A study by the Pew Research Center’s Internet & American Life Project confirms the idea that young adults—particularly undergraduate and graduate students—are more likely to use the Internet and own tech devices than is the rest of the general population.
But nonstudents ages 18 to 24 were more active on social networks than were college students, sending more updates to Facebook and Twitter.
The study was compiled using data collected from the Pew Internet Project surveys throughout 2010, and it featured a sample size of nearly 10,000 respondents.
Regardless of educational background, young adults ages 18 to 24 were generally much more likely to be Internet users, to engage in social media, and to own Web-enabled devices like laptops and smartphones. Undergraduate and graduate students were the most likely to have speedy Internet connections, with 93 percent to 95 percent citing home access to broadband.
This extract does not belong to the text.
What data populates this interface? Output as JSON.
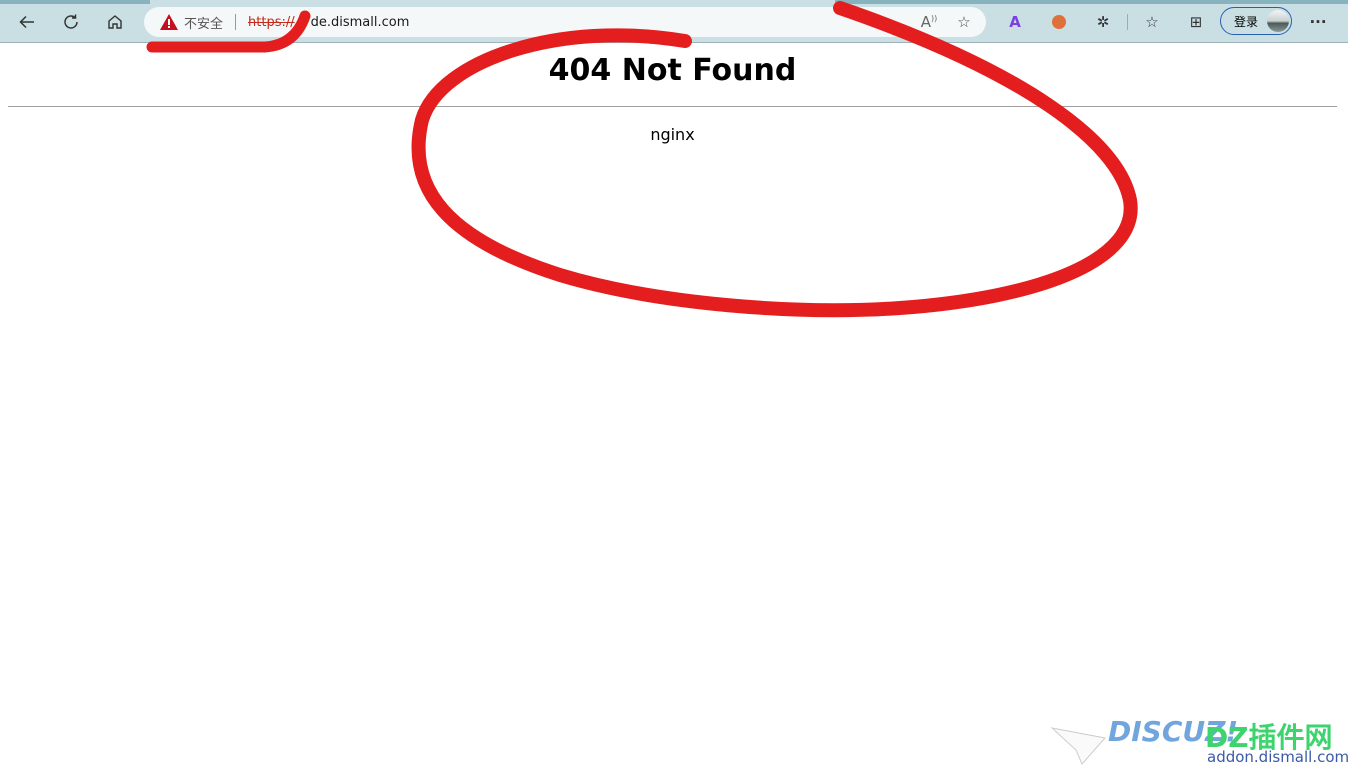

Community-college students showed a slight edge in mobile Internet use over undergraduates and graduate students, which Aaron W. Smith, a Pew senior research specialist who compiled the study, attributed to a trend among lower socioeconomic groups to use mobile phones as their primary mode of Internet access, a finding of a previous Pew report.
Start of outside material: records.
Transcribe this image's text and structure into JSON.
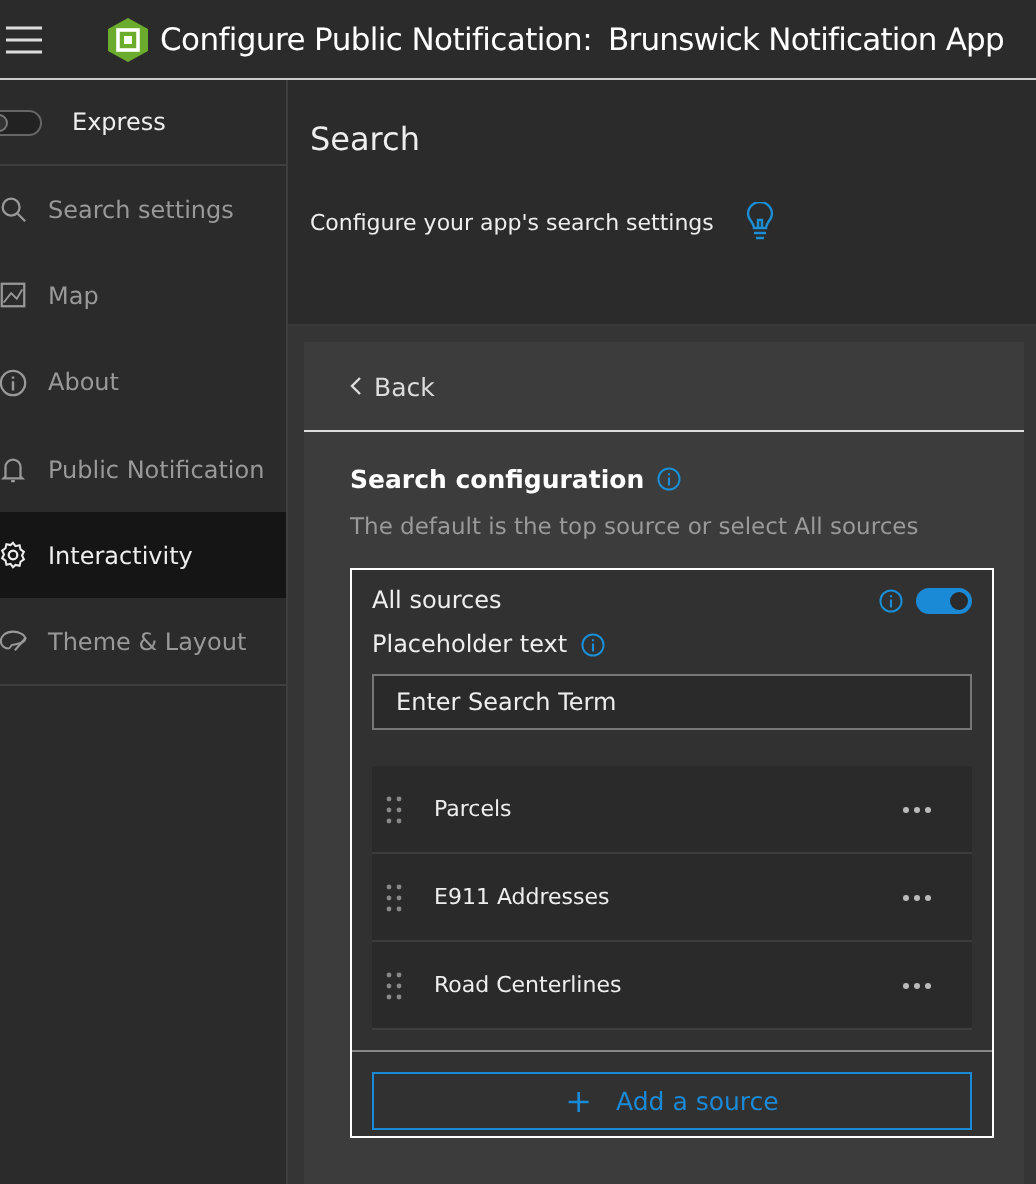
{
  "header": {
    "title": "Configure Public Notification:",
    "app_name": "Brunswick Notification App"
  },
  "express": {
    "label": "Express",
    "on": false
  },
  "nav": [
    {
      "label": "Search settings",
      "selected": false,
      "kind": "search"
    },
    {
      "label": "Map",
      "selected": false,
      "kind": "map"
    },
    {
      "label": "About",
      "selected": false,
      "kind": "info"
    },
    {
      "label": "Public Notification",
      "selected": false,
      "kind": "bell"
    },
    {
      "label": "Interactivity",
      "selected": true,
      "kind": "gear"
    },
    {
      "label": "Theme & Layout",
      "selected": false,
      "kind": "palette"
    }
  ],
  "section": {
    "title": "Search",
    "description": "Configure your app's search settings"
  },
  "panel": {
    "back": "Back",
    "heading": "Search configuration",
    "hint": "The default is the top source or select All sources",
    "all_sources": {
      "label": "All sources",
      "on": true
    },
    "placeholder_label": "Placeholder text",
    "placeholder_field": {
      "value": "Enter Search Term"
    },
    "sources": [
      {
        "name": "Parcels"
      },
      {
        "name": "E911 Addresses"
      },
      {
        "name": "Road Centerlines"
      }
    ],
    "add_button": "Add a source",
    "add_icon": "+"
  }
}
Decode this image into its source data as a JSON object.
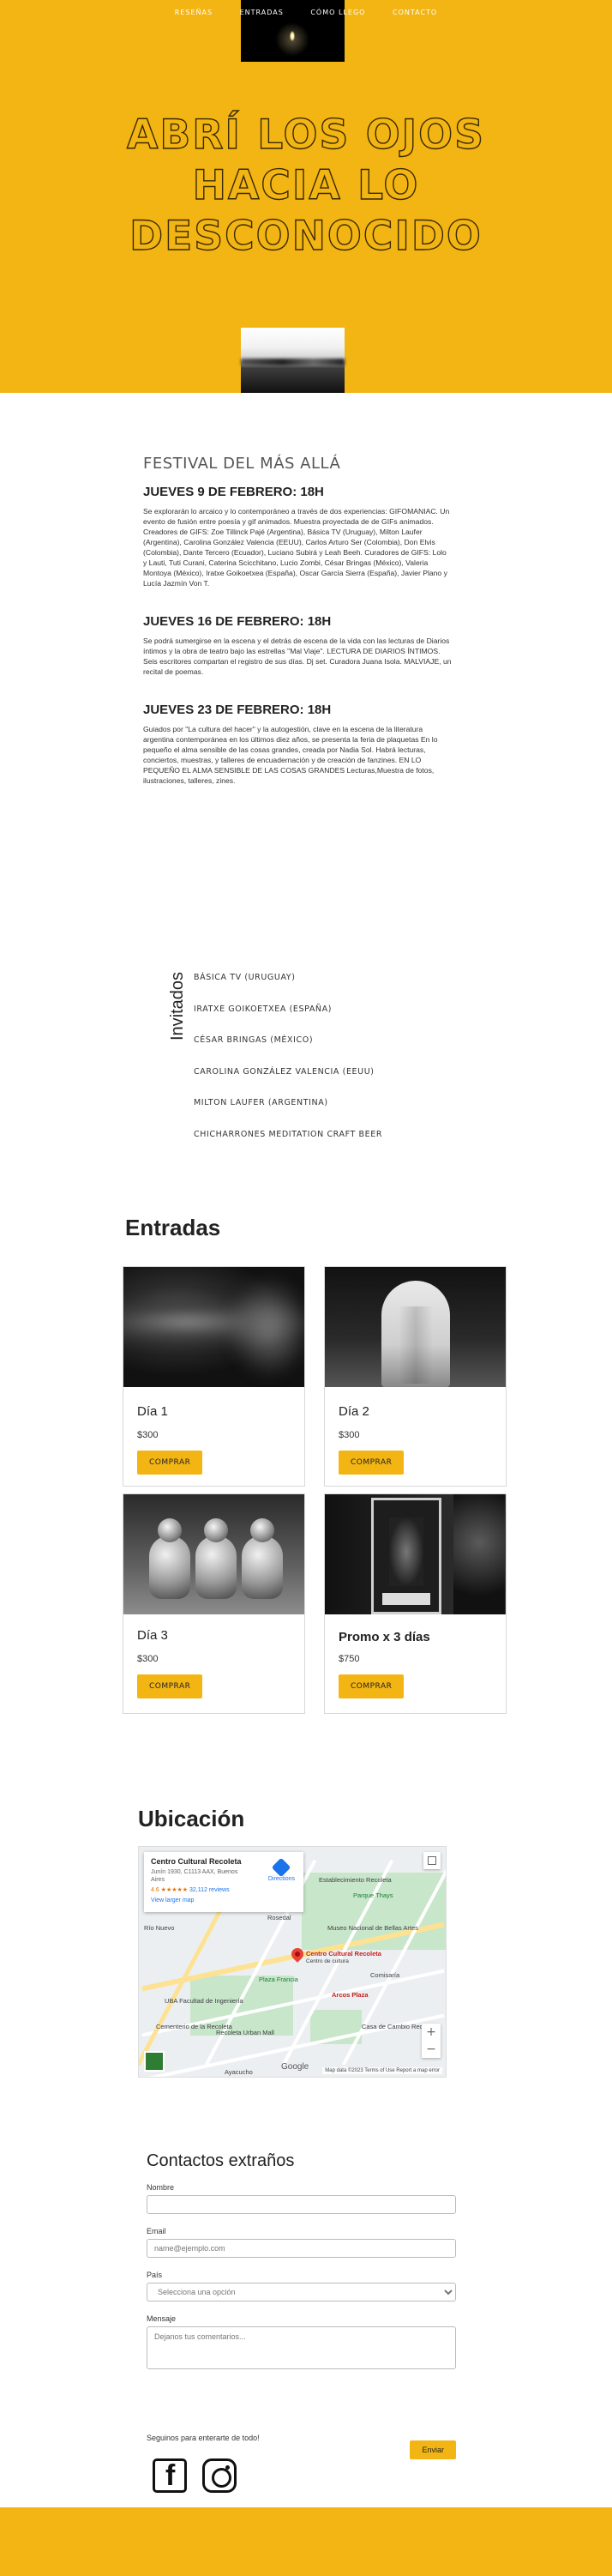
{
  "nav": {
    "items": [
      "RESEÑAS",
      "ENTRADAS",
      "CÓMO LLEGO",
      "CONTACTO"
    ]
  },
  "hero": {
    "title_line1": "ABRÍ LOS OJOS",
    "title_line2": "HACIA LO",
    "title_line3": "DESCONOCIDO"
  },
  "festival": {
    "title": "FESTIVAL DEL MÁS ALLÁ",
    "days": [
      {
        "heading": "JUEVES 9 DE FEBRERO: 18H",
        "text": "Se explorarán lo arcaico y lo contemporáneo a través de dos experiencias: GIFOMANIAC. Un evento de fusión entre poesía y gif animados. Muestra proyectada de de GIFs animados. Creadores de GIFS: Zoe Tillinck Pajé (Argentina), Básica TV (Uruguay), Milton Laufer (Argentina), Carolina González Valencia (EEUU), Carlos Arturo Ser (Colombia), Don Elvis (Colombia), Dante Tercero (Ecuador), Luciano Subirá y Leah Beeh. Curadores de GIFS: Lolo y Lauti, Tuti Curani, Caterina Scicchitano, Lucio Zombi, César Bringas (México), Valeria Montoya (México), Iratxe Goikoetxea (España), Oscar García Sierra (España), Javier Plano y Lucía Jazmín Von T."
      },
      {
        "heading": "JUEVES 16 DE FEBRERO: 18H",
        "text": "Se podrá sumergirse en la escena y el detrás de escena de la vida con las lecturas de Diarios íntimos y la obra de teatro bajo las estrellas \"Mal Viaje\". LECTURA DE DIARIOS ÍNTIMOS. Seis escritores compartan el registro de sus días. Dj set. Curadora Juana Isola. MALVIAJE, un recital de poemas."
      },
      {
        "heading": "JUEVES 23 DE FEBRERO: 18H",
        "text": "Guiados por \"La cultura del hacer\" y la autogestión, clave en la escena de la literatura argentina contemporánea en los últimos diez años, se presenta la feria de plaquetas En lo pequeño el alma sensible de las cosas grandes, creada por Nadia Sol. Habrá lecturas, conciertos, muestras, y talleres de encuadernación y de creación de fanzines. EN LO PEQUEÑO EL ALMA SENSIBLE DE LAS COSAS GRANDES Lecturas,Muestra de fotos, ilustraciones, talleres, zines."
      }
    ]
  },
  "invitados": {
    "title": "Invitados",
    "items": [
      "BÁSICA TV (URUGUAY)",
      "IRATXE GOIKOETXEA (ESPAÑA)",
      "CÉSAR BRINGAS (MÉXICO)",
      "CAROLINA GONZÁLEZ VALENCIA (EEUU)",
      "MILTON LAUFER (ARGENTINA)",
      "CHICHARRONES MEDITATION CRAFT BEER"
    ]
  },
  "entradas": {
    "title": "Entradas",
    "tickets": [
      {
        "name": "Día 1",
        "price": "$300",
        "button": "COMPRAR"
      },
      {
        "name": "Día 2",
        "price": "$300",
        "button": "COMPRAR"
      },
      {
        "name": "Día 3",
        "price": "$300",
        "button": "COMPRAR"
      },
      {
        "name": "Promo x 3 días",
        "price": "$750",
        "button": "COMPRAR"
      }
    ]
  },
  "ubicacion": {
    "title": "Ubicación",
    "place_name": "Centro Cultural Recoleta",
    "address": "Junín 1930, C1113 AAX, Buenos Aires",
    "rating": "4.6 ★★★★★",
    "reviews": "32,112 reviews",
    "larger_map": "View larger map",
    "directions": "Directions",
    "labels": {
      "pin": "Centro Cultural Recoleta",
      "pin_sub": "Centro de cultura",
      "lake": "Parque Thays",
      "museum": "Museo Nacional de Bellas Artes",
      "plaza": "Plaza Francia",
      "cementerio": "Cementerio de la Recoleta",
      "facultad": "UBA Facultad de Ingeniería",
      "buenos": "Buenos Aires Design",
      "shopping": "Recoleta Urban Mall",
      "casa": "Casa de Cambio Recoleta",
      "ayacucho": "Ayacucho",
      "establecimiento": "Establecimiento Recoleta",
      "rio": "Río Nuevo",
      "rosa": "Rosedal",
      "arcos": "Arcos Plaza",
      "comisaria": "Comisaría"
    },
    "google": "Google",
    "footer_text": "Map data ©2023   Terms of Use   Report a map error"
  },
  "contact": {
    "title": "Contactos extraños",
    "name_label": "Nombre",
    "name_value": "",
    "email_label": "Email",
    "email_placeholder": "name@ejemplo.com",
    "country_label": "País",
    "country_selected": "Selecciona una opción",
    "message_label": "Mensaje",
    "message_placeholder": "Dejanos tus comentarios...",
    "send": "Enviar",
    "follow": "Seguinos para enterarte de todo!"
  },
  "colors": {
    "accent": "#f3b513"
  },
  "icons": {
    "facebook": "facebook-icon",
    "instagram": "instagram-icon"
  }
}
The researchers were surprised by how ubiquitous the Internet has become for young people, said Mr. Smith. Nearly 100 percent of college students and 92 percent of nonstudents in the 18-24 age range were Internet users. By comparison, only 75 percent of adults nationally report using the Internet.